Additionally, this study only analyses the obstetric and sociodemographic characteristics that have traditionally been associated with success in the labour induction process15,28. However, these data must be interpreted with caution, as there is still a certain lack of understanding of the physiological phenomena involved in the onset of labour and cervical ripening, and there is wide biological variation among mothers in the normal labour process29.

As far as strong points, we can mention its prospective observational design, making the collection of variables more exhaustive and complete. What's more, all patients included in the study are treated based on a homogeneous labour indication protocol with clear indications on the end of the same, reducing possible biases related to its use.

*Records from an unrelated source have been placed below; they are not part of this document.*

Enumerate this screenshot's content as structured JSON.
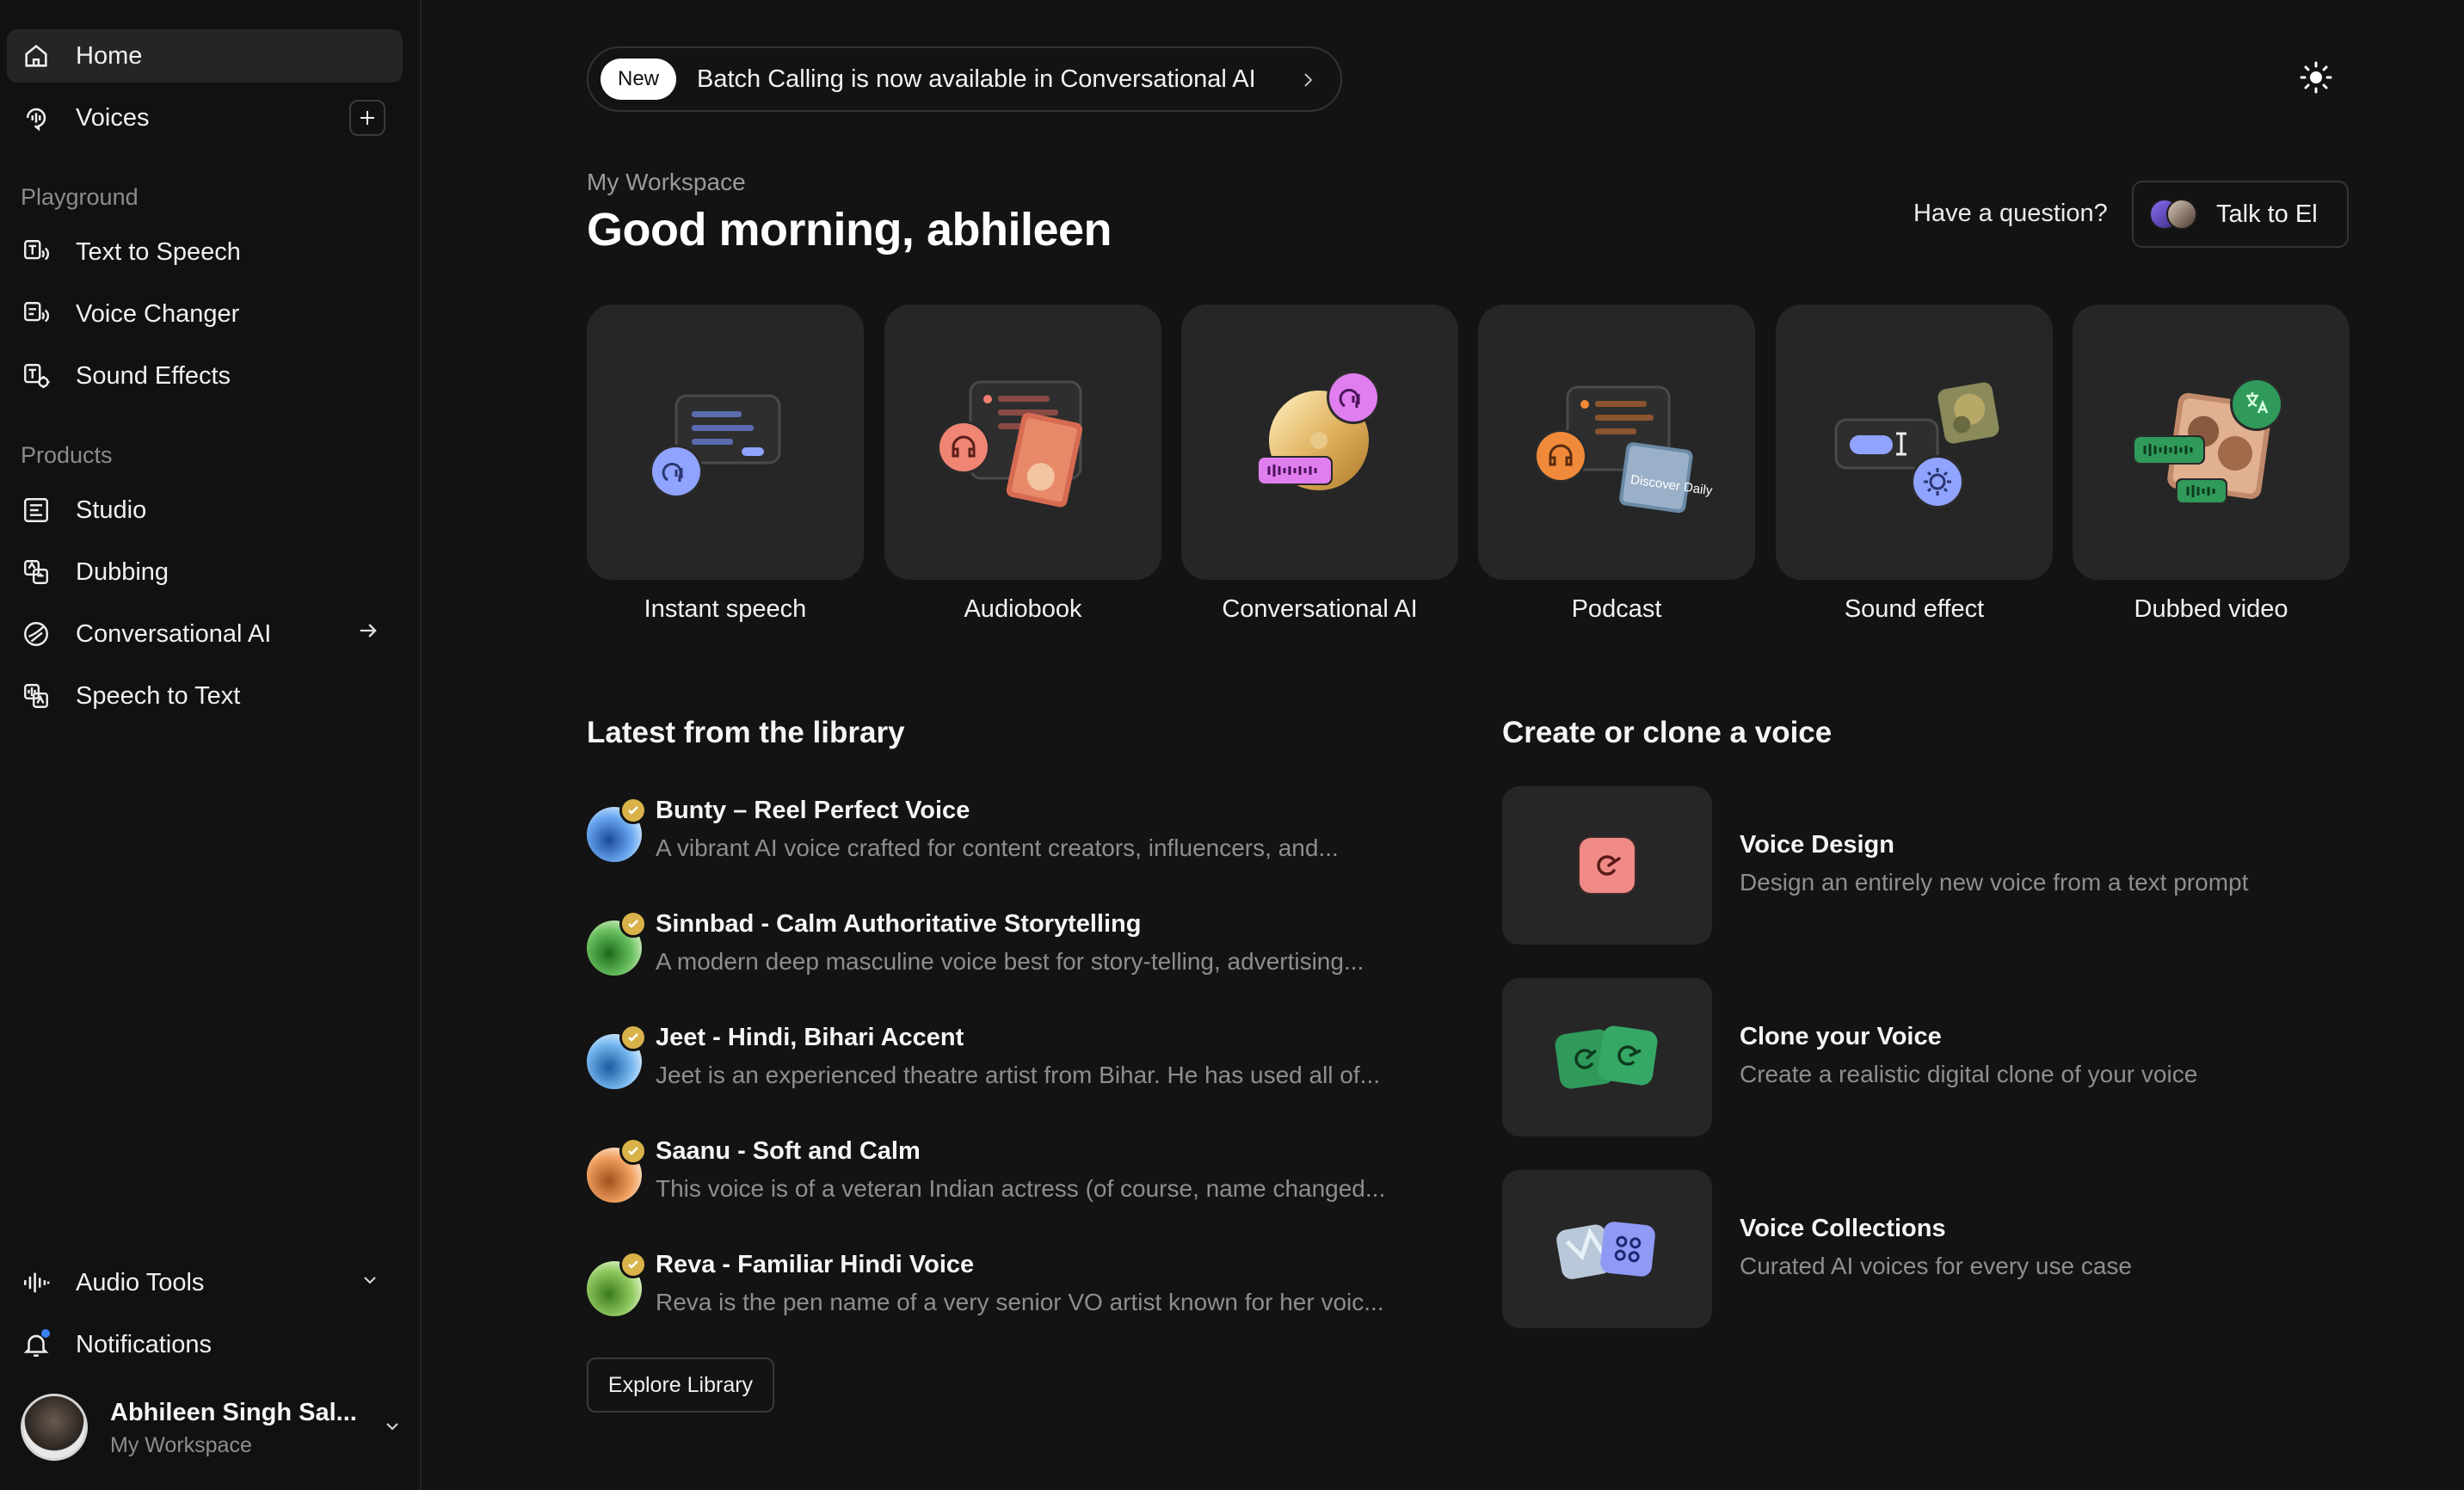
{
  "sidebar": {
    "home": "Home",
    "voices": "Voices",
    "playground_heading": "Playground",
    "playground": [
      "Text to Speech",
      "Voice Changer",
      "Sound Effects"
    ],
    "products_heading": "Products",
    "products": [
      "Studio",
      "Dubbing",
      "Conversational AI",
      "Speech to Text"
    ],
    "audio_tools": "Audio Tools",
    "notifications": "Notifications",
    "user_name": "Abhileen Singh Sal...",
    "user_workspace": "My Workspace"
  },
  "announcement": {
    "badge": "New",
    "text": "Batch Calling is now available in Conversational AI"
  },
  "header": {
    "workspace": "My Workspace",
    "greeting": "Good morning, abhileen",
    "question": "Have a question?",
    "talk_button": "Talk to El"
  },
  "quick_cards": [
    "Instant speech",
    "Audiobook",
    "Conversational AI",
    "Podcast",
    "Sound effect",
    "Dubbed video"
  ],
  "library": {
    "title": "Latest from the library",
    "items": [
      {
        "name": "Bunty – Reel Perfect Voice",
        "desc": "A vibrant AI voice crafted for content creators, influencers, and..."
      },
      {
        "name": "Sinnbad - Calm Authoritative Storytelling",
        "desc": "A modern deep masculine voice best for story-telling, advertising..."
      },
      {
        "name": "Jeet - Hindi, Bihari Accent",
        "desc": "Jeet is an experienced theatre artist from Bihar. He has used all of..."
      },
      {
        "name": "Saanu - Soft and Calm",
        "desc": "This voice is of a veteran Indian actress (of course, name changed..."
      },
      {
        "name": "Reva - Familiar Hindi Voice",
        "desc": "Reva is the pen name of a very senior VO artist known for her voic..."
      }
    ],
    "explore_button": "Explore Library"
  },
  "create": {
    "title": "Create or clone a voice",
    "items": [
      {
        "title": "Voice Design",
        "sub": "Design an entirely new voice from a text prompt"
      },
      {
        "title": "Clone your Voice",
        "sub": "Create a realistic digital clone of your voice"
      },
      {
        "title": "Voice Collections",
        "sub": "Curated AI voices for every use case"
      }
    ]
  },
  "podcast_art_text": "Discover Daily",
  "icons": {
    "home": "home-icon",
    "voices": "voices-icon",
    "tts": "text-to-speech-icon",
    "voice_changer": "voice-changer-icon",
    "sfx": "sound-effects-icon",
    "studio": "studio-icon",
    "dubbing": "dubbing-icon",
    "conv_ai": "conversational-ai-icon",
    "stt": "speech-to-text-icon",
    "audio_tools": "waveform-icon",
    "bell": "bell-icon",
    "theme": "sun-icon"
  },
  "colors": {
    "background": "#131313",
    "sidebar_active": "#252525",
    "card": "#262626",
    "muted_text": "#8e8e8e",
    "verified_badge": "#d9b24a",
    "notification_dot": "#3b82f6"
  }
}
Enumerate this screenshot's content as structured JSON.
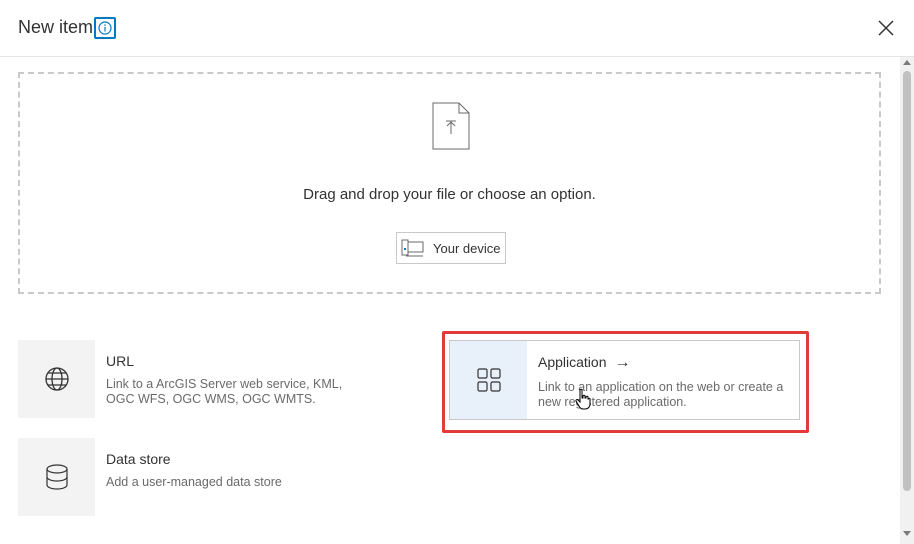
{
  "dialog": {
    "title": "New item",
    "info_icon": "info-icon",
    "close_icon": "close-icon"
  },
  "dropzone": {
    "file_icon": "upload-file-icon",
    "instruction": "Drag and drop your file or choose an option.",
    "device_button": {
      "icon": "device-icon",
      "label": "Your device"
    }
  },
  "options": [
    {
      "id": "url",
      "icon": "globe-icon",
      "title": "URL",
      "description_line1": "Link to a ArcGIS Server web service, KML,",
      "description_line2": "OGC WFS, OGC WMS, OGC WMTS."
    },
    {
      "id": "application",
      "icon": "grid-icon",
      "title": "Application",
      "arrow": "→",
      "description_line1": "Link to an application on the web or create a",
      "description_line2": "new registered application."
    },
    {
      "id": "data-store",
      "icon": "database-icon",
      "title": "Data store",
      "description_line1": "Add a user-managed data store",
      "description_line2": ""
    }
  ],
  "colors": {
    "accent": "#0079c1",
    "highlight": "#e03a3a",
    "selected_icon_bg": "#e8f1fa"
  }
}
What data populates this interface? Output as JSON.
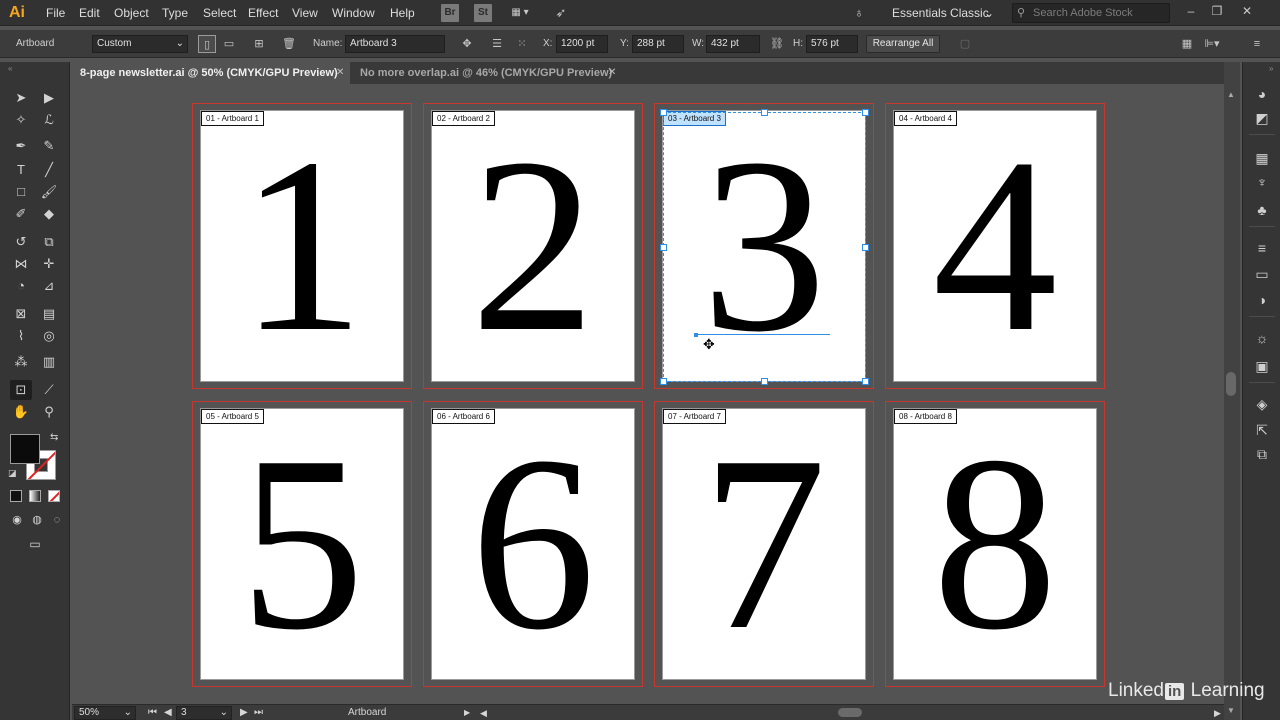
{
  "app": {
    "logo": "Ai"
  },
  "menu": {
    "items": [
      "File",
      "Edit",
      "Object",
      "Type",
      "Select",
      "Effect",
      "View",
      "Window",
      "Help"
    ],
    "bridge_badge": "Br",
    "stock_badge": "St",
    "workspace": "Essentials Classic",
    "stock_search_placeholder": "Search Adobe Stock"
  },
  "control_bar": {
    "context_label": "Artboard",
    "preset": "Custom",
    "name_label": "Name:",
    "name_value": "Artboard 3",
    "x_label": "X:",
    "x_value": "1200 pt",
    "y_label": "Y:",
    "y_value": "288 pt",
    "w_label": "W:",
    "w_value": "432 pt",
    "h_label": "H:",
    "h_value": "576 pt",
    "rearrange_label": "Rearrange All"
  },
  "tabs": [
    {
      "label": "8-page newsletter.ai @ 50% (CMYK/GPU Preview)",
      "active": true
    },
    {
      "label": "No more overlap.ai @ 46% (CMYK/GPU Preview)",
      "active": false
    }
  ],
  "artboards": [
    {
      "label": "01 - Artboard 1",
      "digit": "1"
    },
    {
      "label": "02 - Artboard 2",
      "digit": "2"
    },
    {
      "label": "03 - Artboard 3",
      "digit": "3",
      "selected": true
    },
    {
      "label": "04 - Artboard 4",
      "digit": "4"
    },
    {
      "label": "05 - Artboard 5",
      "digit": "5"
    },
    {
      "label": "06 - Artboard 6",
      "digit": "6"
    },
    {
      "label": "07 - Artboard 7",
      "digit": "7"
    },
    {
      "label": "08 - Artboard 8",
      "digit": "8"
    }
  ],
  "status_bar": {
    "zoom": "50%",
    "artboard_number": "3",
    "tool_name": "Artboard"
  },
  "watermark": {
    "pre": "Linked",
    "in": "in",
    "post": " Learning"
  },
  "colors": {
    "accent_selection": "#2f8fe6",
    "bleed": "#c8372d",
    "logo": "#f7a51c"
  },
  "icons": {
    "toolbar": [
      "selection-tool-icon",
      "direct-selection-tool-icon",
      "magic-wand-tool-icon",
      "lasso-tool-icon",
      "pen-tool-icon",
      "curvature-tool-icon",
      "type-tool-icon",
      "line-tool-icon",
      "rectangle-tool-icon",
      "paintbrush-tool-icon",
      "shaper-tool-icon",
      "eraser-tool-icon",
      "rotate-tool-icon",
      "scale-tool-icon",
      "width-tool-icon",
      "puppet-warp-tool-icon",
      "shape-builder-tool-icon",
      "perspective-grid-tool-icon",
      "mesh-tool-icon",
      "gradient-tool-icon",
      "eyedropper-tool-icon",
      "blend-tool-icon",
      "symbol-sprayer-tool-icon",
      "column-graph-tool-icon",
      "artboard-tool-icon",
      "slice-tool-icon",
      "hand-tool-icon",
      "zoom-tool-icon"
    ]
  }
}
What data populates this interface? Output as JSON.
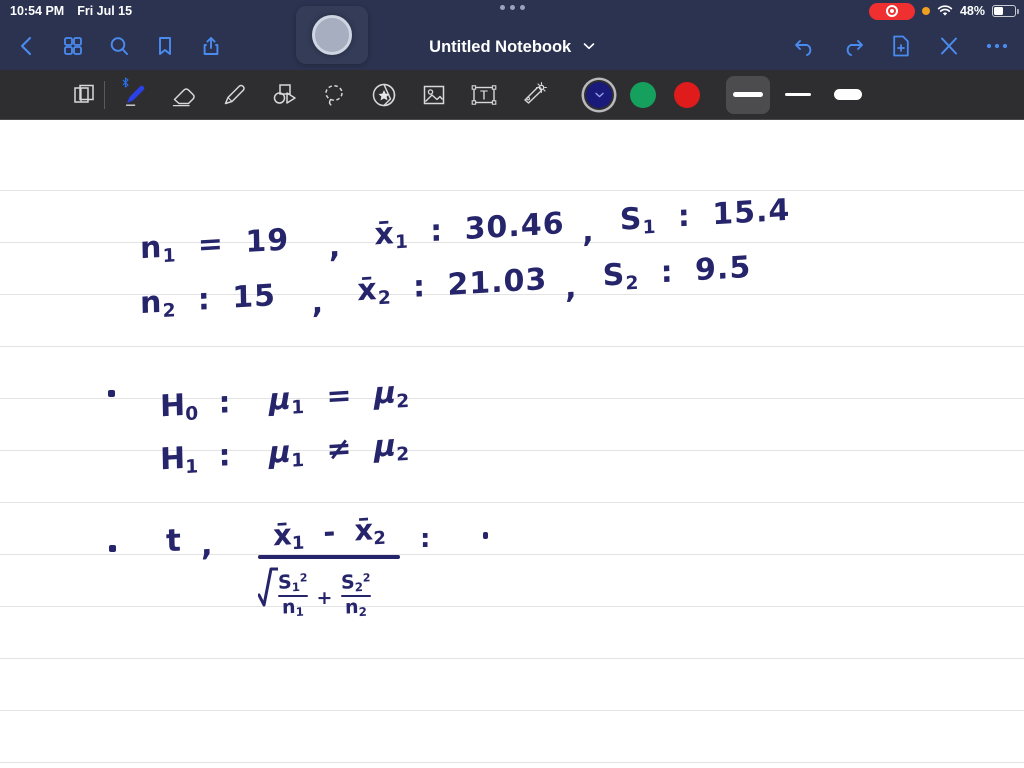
{
  "status_bar": {
    "time": "10:54 PM",
    "date": "Fri Jul 15",
    "battery_percent": "48%",
    "icons": [
      "screen-recording-pill",
      "orange-privacy-dot",
      "wifi-icon",
      "battery-icon"
    ]
  },
  "nav": {
    "title": "Untitled Notebook",
    "title_chevron": "⌄",
    "left_icons": [
      {
        "name": "back-button",
        "glyph": "chevron-left"
      },
      {
        "name": "page-grid-button",
        "glyph": "grid"
      },
      {
        "name": "search-button",
        "glyph": "magnifier"
      },
      {
        "name": "bookmark-button",
        "glyph": "bookmark"
      },
      {
        "name": "share-button",
        "glyph": "share-up-arrow"
      }
    ],
    "right_icons": [
      {
        "name": "undo-button",
        "glyph": "undo-arrow"
      },
      {
        "name": "redo-button",
        "glyph": "redo-arrow"
      },
      {
        "name": "new-page-button",
        "glyph": "document-plus"
      },
      {
        "name": "close-button",
        "glyph": "x-mark"
      },
      {
        "name": "more-options-button",
        "glyph": "ellipsis"
      }
    ]
  },
  "floating_bubble": {
    "name": "screen-record-bubble"
  },
  "toolbar": {
    "tools": [
      {
        "name": "page-layers-tool",
        "label": "Page"
      },
      {
        "name": "pen-tool",
        "label": "Pen",
        "active": true,
        "bluetooth": true
      },
      {
        "name": "eraser-tool",
        "label": "Eraser"
      },
      {
        "name": "highlighter-tool",
        "label": "Highlighter"
      },
      {
        "name": "shapes-tool",
        "label": "Shapes"
      },
      {
        "name": "lasso-tool",
        "label": "Lasso"
      },
      {
        "name": "sticker-tool",
        "label": "Sticker"
      },
      {
        "name": "image-tool",
        "label": "Image"
      },
      {
        "name": "text-box-tool",
        "label": "Text Box"
      },
      {
        "name": "magic-wand-tool",
        "label": "Laser"
      }
    ],
    "colors": [
      {
        "name": "color-swatch-navy",
        "hex": "#1a1a7a",
        "selected": true
      },
      {
        "name": "color-swatch-green",
        "hex": "#15a05e",
        "selected": false
      },
      {
        "name": "color-swatch-red",
        "hex": "#e01b1b",
        "selected": false
      }
    ],
    "widths": [
      {
        "name": "stroke-width-medium",
        "selected": true
      },
      {
        "name": "stroke-width-thin",
        "selected": false
      },
      {
        "name": "stroke-width-thick",
        "selected": false
      }
    ]
  },
  "canvas": {
    "ink_color": "#26256b",
    "rule_color": "#e3e3e5",
    "notes": {
      "line1": {
        "n_label": "n",
        "n_sub": "1",
        "n_eq": "=",
        "n_val": "19",
        "comma1": ",",
        "x_label": "x̄",
        "x_sub": "1",
        "x_eq": ":",
        "x_val": "30.46",
        "comma2": ",",
        "s_label": "S",
        "s_sub": "1",
        "s_eq": ":",
        "s_val": "15.4"
      },
      "line2": {
        "n_label": "n",
        "n_sub": "2",
        "n_eq": ":",
        "n_val": "15",
        "comma1": ",",
        "x_label": "x̄",
        "x_sub": "2",
        "x_eq": ":",
        "x_val": "21.03",
        "comma2": ",",
        "s_label": "S",
        "s_sub": "2",
        "s_eq": ":",
        "s_val": "9.5"
      },
      "hypothesis_null": {
        "name": "H",
        "sub": "0",
        "colon": ":",
        "lhs": "μ",
        "lhs_sub": "1",
        "relation": "=",
        "rhs": "μ",
        "rhs_sub": "2"
      },
      "hypothesis_alt": {
        "name": "H",
        "sub": "1",
        "colon": ":",
        "lhs": "μ",
        "lhs_sub": "1",
        "relation": "≠",
        "rhs": "μ",
        "rhs_sub": "2"
      },
      "t_statistic": {
        "symbol": "t",
        "colon": ",",
        "numerator_left": "x̄",
        "numerator_left_sub": "1",
        "numerator_minus": "-",
        "numerator_right": "x̄",
        "numerator_right_sub": "2",
        "den_s1": "S",
        "den_s1_sub": "1",
        "den_s1_sup": "2",
        "den_n1": "n",
        "den_n1_sub": "1",
        "den_plus": "+",
        "den_s2": "S",
        "den_s2_sub": "2",
        "den_s2_sup": "2",
        "den_n2": "n",
        "den_n2_sub": "2",
        "trailing_equals": ":"
      }
    }
  }
}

In conclusion, successful cervical ripening through the administration of the vaginal prostaglandin slow-release delivery system (Propess®) can be predicted from specific variables: gestational age, BMI, PROM, EFW and BS upon admission, through the use of this predictive model (C). Including this predictive model in hospital labor induction protocols could help in decision-making regarding the indication of this procedure by using the variables that best predict the success of cervical ripening with this induction method.